Last month, after the city's failed appeal of the verdict, Common Pleas Judge Michael Erdos awarded Allen $126,000 in back wages and damages, plus attorney's fees. (To read the judge's opinion, click here.)
"How many hundreds of thousands of dollars has the city wasted, fighting me, when they could've just taken my complaint seriously?" asks Allen, 57, the son of a mounted-unit officer and who himself had hoped to retire from the unit. "All I wanted was for everyone to be safe" — the cops, the horses, and the public.
While the police department deserves credit for responding swiftly to feeding concerns in the mounted unit, it's alarming that it took Brown's accidental run-in with Roman to start a chain of investigation that was clearly needed. Does the unit have the necessary equestrian expertise to determine what's best for the horses? And why has no one been paying closer attention to their condition on a regular basis? Some of these horses are rescues who came to the unit with health problems that can take a while to resolve.
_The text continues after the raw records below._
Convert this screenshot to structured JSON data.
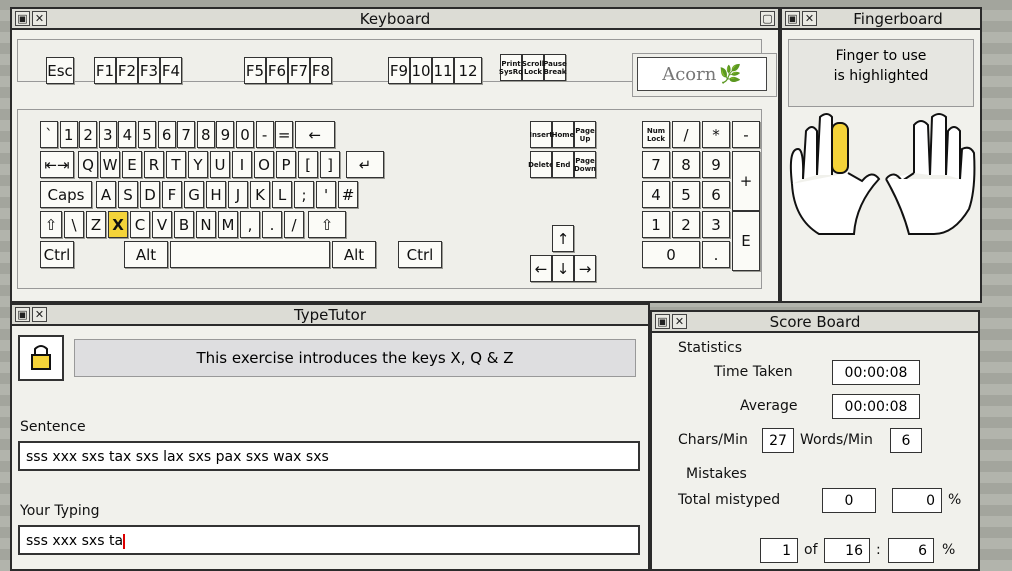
{
  "keyboard_window": {
    "title": "Keyboard",
    "logo": "Acorn",
    "frow": [
      "Esc",
      "F1",
      "F2",
      "F3",
      "F4",
      "F5",
      "F6",
      "F7",
      "F8",
      "F9",
      "10",
      "11",
      "12"
    ],
    "sys": [
      "Print SysRq",
      "Scroll Lock",
      "Pause Break"
    ],
    "row1": [
      "`",
      "1",
      "2",
      "3",
      "4",
      "5",
      "6",
      "7",
      "8",
      "9",
      "0",
      "-",
      "=",
      "←"
    ],
    "row2": [
      "Q",
      "W",
      "E",
      "R",
      "T",
      "Y",
      "U",
      "I",
      "O",
      "P",
      "[",
      "]"
    ],
    "row3": [
      "A",
      "S",
      "D",
      "F",
      "G",
      "H",
      "J",
      "K",
      "L",
      ";",
      "'",
      "#"
    ],
    "row4": [
      "\\",
      "Z",
      "X",
      "C",
      "V",
      "B",
      "N",
      "M",
      ",",
      ".",
      "/"
    ],
    "caps": "Caps",
    "ctrl": "Ctrl",
    "alt": "Alt",
    "tab": "⇤⇥",
    "enter": "↵",
    "shift": "⇧",
    "nav": [
      "Insert",
      "Home",
      "Page Up",
      "Delete",
      "End",
      "Page Down"
    ],
    "arrows": [
      "↑",
      "←",
      "↓",
      "→"
    ],
    "num": [
      "Num Lock",
      "/",
      "*",
      "-",
      "7",
      "8",
      "9",
      "+",
      "4",
      "5",
      "6",
      "1",
      "2",
      "3",
      "E",
      "0",
      "."
    ],
    "highlighted_key": "X"
  },
  "fingerboard_window": {
    "title": "Fingerboard",
    "line1": "Finger to use",
    "line2": "is highlighted",
    "highlight_color": "#f4d339"
  },
  "typetutor_window": {
    "title": "TypeTutor",
    "message": "This exercise introduces the keys X, Q & Z",
    "sentence_label": "Sentence",
    "sentence": "sss xxx sxs tax sxs lax sxs pax sxs wax sxs",
    "typing_label": "Your Typing",
    "typing": "sss xxx sxs ta"
  },
  "scoreboard_window": {
    "title": "Score Board",
    "statistics_label": "Statistics",
    "time_taken_label": "Time Taken",
    "time_taken": "00:00:08",
    "average_label": "Average",
    "average": "00:00:08",
    "chars_min_label": "Chars/Min",
    "chars_min": "27",
    "words_min_label": "Words/Min",
    "words_min": "6",
    "mistakes_label": "Mistakes",
    "total_mistyped_label": "Total mistyped",
    "total_mistyped": "0",
    "mistyped_pct": "0",
    "pct": "%",
    "progress_current": "1",
    "of": "of",
    "progress_total": "16",
    "progress_sep": ":",
    "progress_pct": "6"
  }
}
Yet it appears they've being treated the same as those in better shape.
If any of our human police officers had been in their condition, we'd place them on disability until a doctor cleared them to return.
At this point, what the horses deserve is regular, routine monitoring from a third-party expert, with no ties to the mounted unit, to evaluate the unit's work, feeding, and care operation from top to bottom.
The pros at Penn Veterinary School's New Bolton Center, which specializes in the treatment of large animals, stand ready to help.
"The police are more than welcome to reach out to us directly for consultation," said New Bolton's Rose Nolen-Walston, DVM, when I asked her input on this. "We would be happy to serve as a resource to them."
I hope they do, because these noble beasts deserve better than to live and toil in a culture whose human employees are reluctant to speak up on behalf of animals who can't speak for themselves.
Roman, Wellington, and their fellow work horses have tough, demanding jobs. They patiently endure rambunctious crowds, booming fireworks, rotten weather, choking traffic, and curious little kids. Hell, one of them even took a punch last winter from a drunken Eagles fan.
"They work so hard for us," says Kate Brown, who hoped Roman's dedication would've been better respected. "They should be the best-kept animals in the city."